> _Exercise prompt_
What lines below hold the string "screenshot"? Copy them all.

### Exercise data ###

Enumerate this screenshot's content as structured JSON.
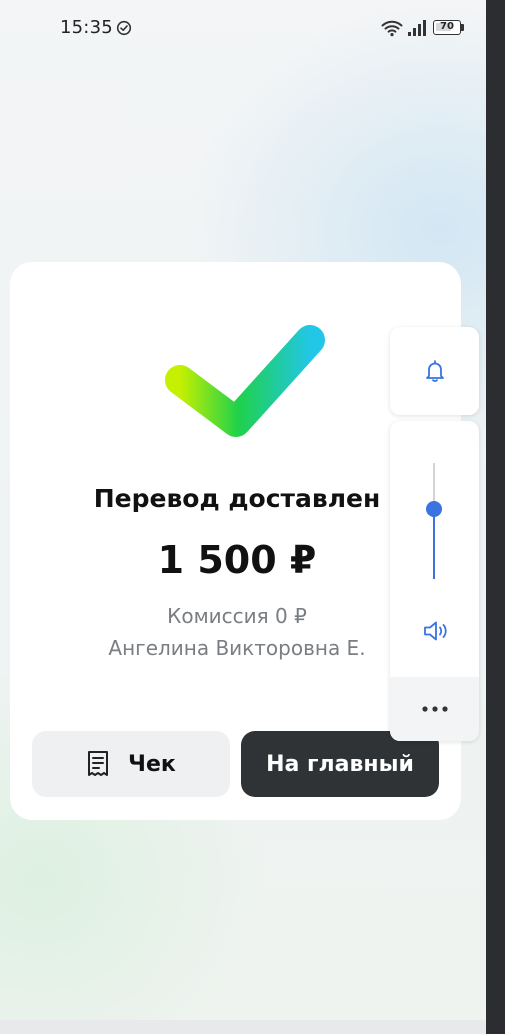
{
  "status_bar": {
    "time": "15:35",
    "battery_level": "70",
    "battery_percent": 70
  },
  "result": {
    "title": "Перевод доставлен",
    "amount": "1 500 ₽",
    "fee": "Комиссия 0 ₽",
    "recipient": "Ангелина Викторовна Е.",
    "icon": "success-check-icon"
  },
  "actions": {
    "receipt_label": "Чек",
    "home_label": "На главный"
  },
  "volume_panel": {
    "level_percent": 60,
    "icons": [
      "bell-icon",
      "speaker-icon",
      "more-dots-icon"
    ]
  },
  "colors": {
    "check_gradient_start": "#c5f000",
    "check_gradient_mid": "#1fd14b",
    "check_gradient_end": "#22c6e6",
    "slider_accent": "#3b73e0",
    "primary_button": "#2f3336",
    "secondary_button": "#eef0f1"
  }
}
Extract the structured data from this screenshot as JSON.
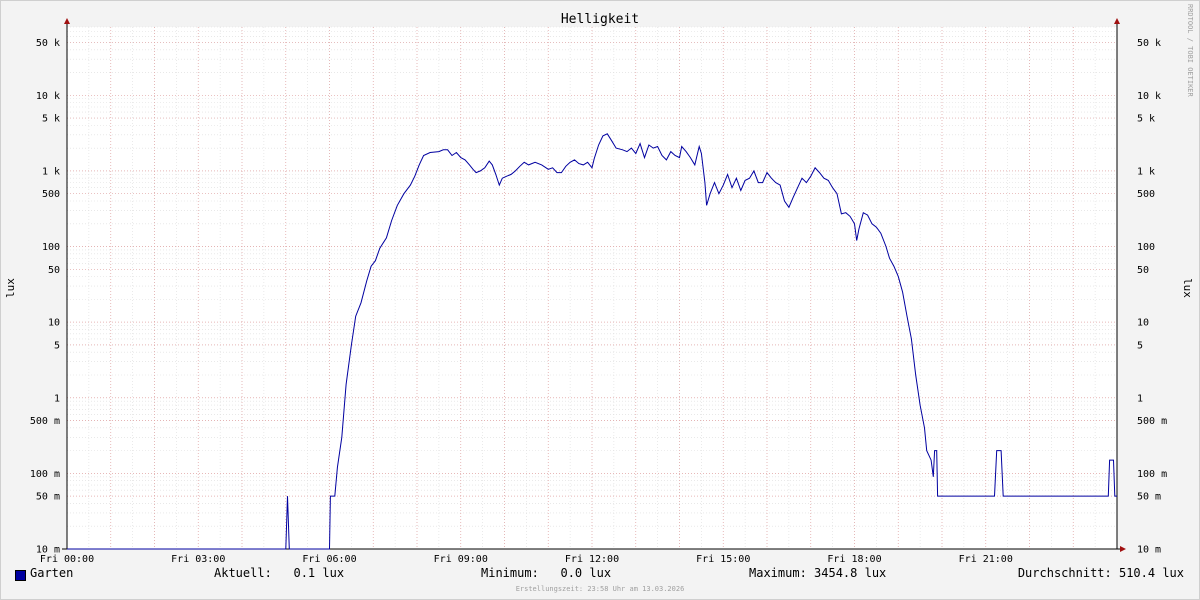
{
  "chart_data": {
    "type": "line",
    "title": "Helligkeit",
    "ylabel": "lux",
    "yscale": "log",
    "ylim": [
      0.01,
      80000
    ],
    "xlim_hours": [
      0,
      24
    ],
    "grid": true,
    "x_tick_labels": [
      {
        "hour": 0,
        "label": "Fri 00:00"
      },
      {
        "hour": 3,
        "label": "Fri 03:00"
      },
      {
        "hour": 6,
        "label": "Fri 06:00"
      },
      {
        "hour": 9,
        "label": "Fri 09:00"
      },
      {
        "hour": 12,
        "label": "Fri 12:00"
      },
      {
        "hour": 15,
        "label": "Fri 15:00"
      },
      {
        "hour": 18,
        "label": "Fri 18:00"
      },
      {
        "hour": 21,
        "label": "Fri 21:00"
      }
    ],
    "y_tick_labels": [
      {
        "value": 50000,
        "label": "50 k"
      },
      {
        "value": 10000,
        "label": "10 k"
      },
      {
        "value": 5000,
        "label": "5 k"
      },
      {
        "value": 1000,
        "label": "1 k"
      },
      {
        "value": 500,
        "label": "500"
      },
      {
        "value": 100,
        "label": "100"
      },
      {
        "value": 50,
        "label": "50"
      },
      {
        "value": 10,
        "label": "10"
      },
      {
        "value": 5,
        "label": "5"
      },
      {
        "value": 1,
        "label": "1"
      },
      {
        "value": 0.5,
        "label": "500 m"
      },
      {
        "value": 0.1,
        "label": "100 m"
      },
      {
        "value": 0.05,
        "label": "50 m"
      },
      {
        "value": 0.01,
        "label": "10 m"
      }
    ],
    "series": [
      {
        "name": "Garten",
        "color": "#0000a0",
        "points": [
          [
            0.0,
            0.01
          ],
          [
            5.0,
            0.01
          ],
          [
            5.04,
            0.05
          ],
          [
            5.08,
            0.01
          ],
          [
            6.0,
            0.01
          ],
          [
            6.02,
            0.05
          ],
          [
            6.12,
            0.05
          ],
          [
            6.18,
            0.12
          ],
          [
            6.28,
            0.3
          ],
          [
            6.38,
            1.5
          ],
          [
            6.5,
            5
          ],
          [
            6.6,
            12
          ],
          [
            6.72,
            18
          ],
          [
            6.85,
            35
          ],
          [
            6.95,
            55
          ],
          [
            7.05,
            65
          ],
          [
            7.15,
            95
          ],
          [
            7.3,
            130
          ],
          [
            7.42,
            220
          ],
          [
            7.55,
            350
          ],
          [
            7.7,
            500
          ],
          [
            7.85,
            650
          ],
          [
            7.95,
            850
          ],
          [
            8.05,
            1200
          ],
          [
            8.15,
            1600
          ],
          [
            8.3,
            1750
          ],
          [
            8.5,
            1800
          ],
          [
            8.6,
            1900
          ],
          [
            8.7,
            1900
          ],
          [
            8.8,
            1600
          ],
          [
            8.9,
            1750
          ],
          [
            9.0,
            1500
          ],
          [
            9.1,
            1400
          ],
          [
            9.2,
            1200
          ],
          [
            9.28,
            1050
          ],
          [
            9.35,
            950
          ],
          [
            9.45,
            1000
          ],
          [
            9.55,
            1100
          ],
          [
            9.65,
            1350
          ],
          [
            9.72,
            1200
          ],
          [
            9.8,
            900
          ],
          [
            9.88,
            650
          ],
          [
            9.95,
            800
          ],
          [
            10.05,
            850
          ],
          [
            10.15,
            900
          ],
          [
            10.25,
            1000
          ],
          [
            10.35,
            1150
          ],
          [
            10.45,
            1300
          ],
          [
            10.55,
            1200
          ],
          [
            10.7,
            1300
          ],
          [
            10.85,
            1200
          ],
          [
            11.0,
            1050
          ],
          [
            11.1,
            1100
          ],
          [
            11.2,
            950
          ],
          [
            11.3,
            950
          ],
          [
            11.4,
            1150
          ],
          [
            11.5,
            1300
          ],
          [
            11.6,
            1400
          ],
          [
            11.7,
            1250
          ],
          [
            11.8,
            1200
          ],
          [
            11.9,
            1300
          ],
          [
            12.0,
            1100
          ],
          [
            12.05,
            1450
          ],
          [
            12.15,
            2200
          ],
          [
            12.25,
            2900
          ],
          [
            12.35,
            3100
          ],
          [
            12.45,
            2500
          ],
          [
            12.55,
            2000
          ],
          [
            12.7,
            1900
          ],
          [
            12.8,
            1800
          ],
          [
            12.9,
            2000
          ],
          [
            13.0,
            1700
          ],
          [
            13.1,
            2300
          ],
          [
            13.2,
            1500
          ],
          [
            13.3,
            2200
          ],
          [
            13.4,
            2000
          ],
          [
            13.5,
            2100
          ],
          [
            13.6,
            1600
          ],
          [
            13.7,
            1400
          ],
          [
            13.8,
            1800
          ],
          [
            13.9,
            1600
          ],
          [
            14.0,
            1500
          ],
          [
            14.05,
            2100
          ],
          [
            14.15,
            1800
          ],
          [
            14.25,
            1500
          ],
          [
            14.35,
            1200
          ],
          [
            14.45,
            2100
          ],
          [
            14.5,
            1700
          ],
          [
            14.58,
            700
          ],
          [
            14.62,
            350
          ],
          [
            14.7,
            500
          ],
          [
            14.8,
            700
          ],
          [
            14.9,
            500
          ],
          [
            15.0,
            650
          ],
          [
            15.1,
            900
          ],
          [
            15.2,
            600
          ],
          [
            15.3,
            800
          ],
          [
            15.4,
            550
          ],
          [
            15.5,
            750
          ],
          [
            15.6,
            800
          ],
          [
            15.7,
            1000
          ],
          [
            15.8,
            700
          ],
          [
            15.9,
            700
          ],
          [
            16.0,
            950
          ],
          [
            16.1,
            800
          ],
          [
            16.2,
            700
          ],
          [
            16.3,
            650
          ],
          [
            16.4,
            400
          ],
          [
            16.5,
            330
          ],
          [
            16.6,
            450
          ],
          [
            16.7,
            600
          ],
          [
            16.8,
            800
          ],
          [
            16.9,
            700
          ],
          [
            17.0,
            850
          ],
          [
            17.1,
            1100
          ],
          [
            17.2,
            950
          ],
          [
            17.3,
            800
          ],
          [
            17.4,
            750
          ],
          [
            17.5,
            600
          ],
          [
            17.6,
            500
          ],
          [
            17.7,
            270
          ],
          [
            17.8,
            280
          ],
          [
            17.9,
            250
          ],
          [
            18.0,
            200
          ],
          [
            18.05,
            120
          ],
          [
            18.1,
            170
          ],
          [
            18.2,
            280
          ],
          [
            18.3,
            260
          ],
          [
            18.4,
            200
          ],
          [
            18.5,
            180
          ],
          [
            18.6,
            150
          ],
          [
            18.72,
            100
          ],
          [
            18.8,
            70
          ],
          [
            18.9,
            55
          ],
          [
            19.0,
            40
          ],
          [
            19.1,
            25
          ],
          [
            19.2,
            12
          ],
          [
            19.3,
            6
          ],
          [
            19.4,
            2
          ],
          [
            19.5,
            0.8
          ],
          [
            19.6,
            0.4
          ],
          [
            19.65,
            0.2
          ],
          [
            19.75,
            0.15
          ],
          [
            19.8,
            0.09
          ],
          [
            19.83,
            0.2
          ],
          [
            19.88,
            0.2
          ],
          [
            19.9,
            0.05
          ],
          [
            20.0,
            0.05
          ],
          [
            21.2,
            0.05
          ],
          [
            21.25,
            0.2
          ],
          [
            21.35,
            0.2
          ],
          [
            21.4,
            0.05
          ],
          [
            23.8,
            0.05
          ],
          [
            23.83,
            0.15
          ],
          [
            23.92,
            0.15
          ],
          [
            23.95,
            0.05
          ],
          [
            24.0,
            0.05
          ]
        ]
      }
    ]
  },
  "legend": {
    "series_name": "Garten",
    "current": "Aktuell:   0.1 lux",
    "minimum": "Minimum:   0.0 lux",
    "maximum": "Maximum: 3454.8 lux",
    "average": "Durchschnitt: 510.4 lux"
  },
  "watermark": "RRDTOOL / TOBI OETIKER",
  "timestamp": "Erstellungszeit: 23:58 Uhr am 13.03.2026"
}
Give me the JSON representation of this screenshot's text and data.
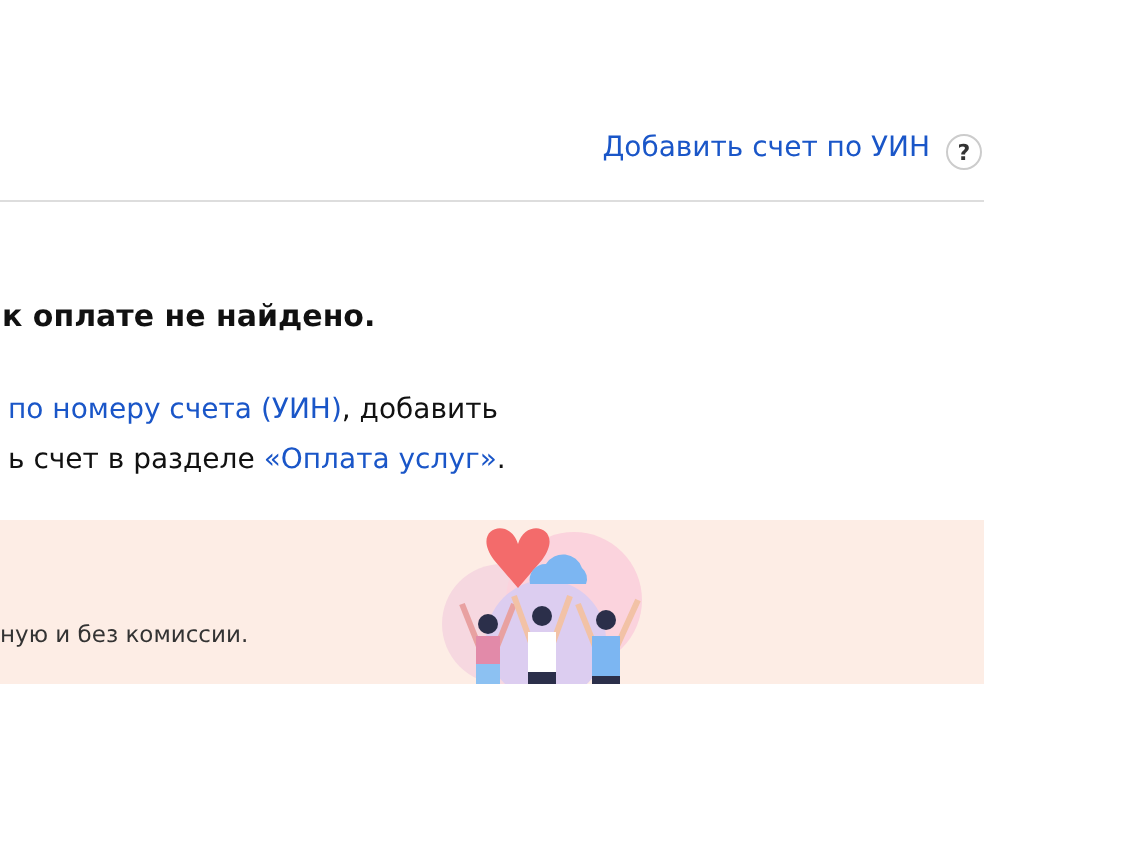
{
  "header": {
    "add_link": "Добавить счет по УИН",
    "help": "?"
  },
  "heading": "к оплате не найдено.",
  "paragraph": {
    "lines": [
      [
        {
          "kind": "link",
          "text": "по номеру счета (УИН)"
        },
        {
          "kind": "text",
          "text": ", добавить"
        }
      ],
      [
        {
          "kind": "text",
          "text": "ь счет в разделе "
        },
        {
          "kind": "link",
          "text": "«Оплата услуг»"
        },
        {
          "kind": "text",
          "text": "."
        }
      ]
    ]
  },
  "banner": {
    "text": "ную и без комиссии."
  }
}
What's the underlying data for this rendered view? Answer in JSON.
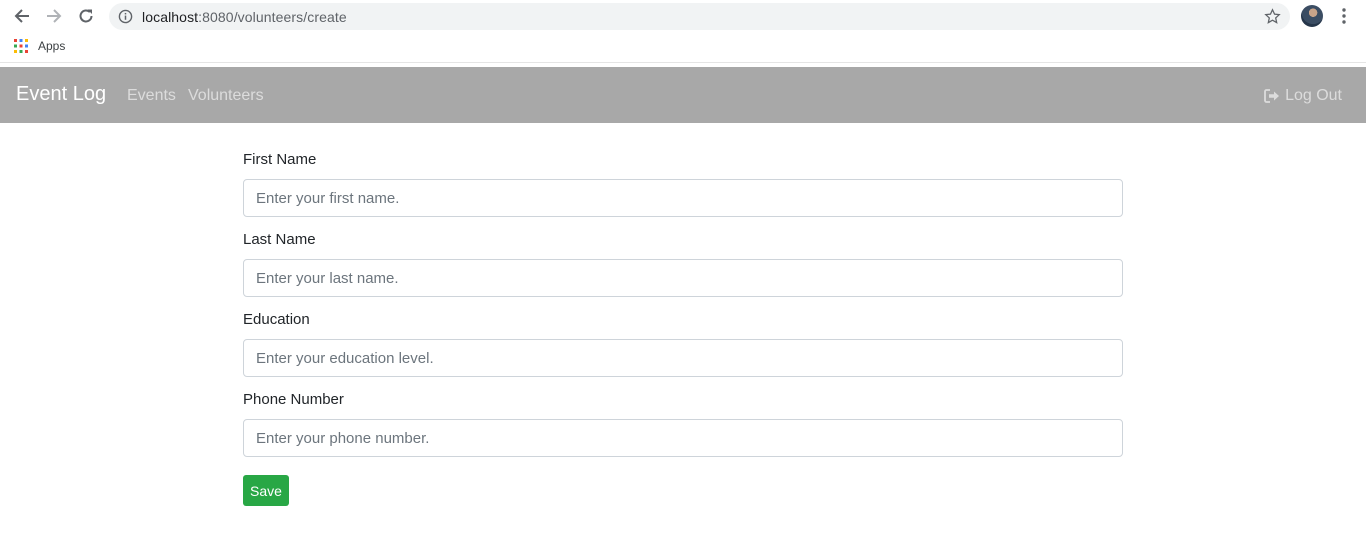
{
  "browser": {
    "url_host": "localhost",
    "url_rest": ":8080/volunteers/create",
    "bookmarks": [
      {
        "label": "Apps",
        "icon": "apps-grid-icon"
      }
    ]
  },
  "navbar": {
    "brand": "Event Log",
    "links": [
      {
        "label": "Events"
      },
      {
        "label": "Volunteers"
      }
    ],
    "logout_label": "Log Out",
    "background": "#a8a8a8"
  },
  "form": {
    "fields": [
      {
        "label": "First Name",
        "placeholder": "Enter your first name.",
        "value": ""
      },
      {
        "label": "Last Name",
        "placeholder": "Enter your last name.",
        "value": ""
      },
      {
        "label": "Education",
        "placeholder": "Enter your education level.",
        "value": ""
      },
      {
        "label": "Phone Number",
        "placeholder": "Enter your phone number.",
        "value": ""
      }
    ],
    "submit_label": "Save",
    "submit_color": "#28a745"
  }
}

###

> _Answer box_
Enumerate this screenshot's content as structured JSON.
Extract the structured data from this screenshot as JSON.
Give me the JSON representation of this screenshot's text and data.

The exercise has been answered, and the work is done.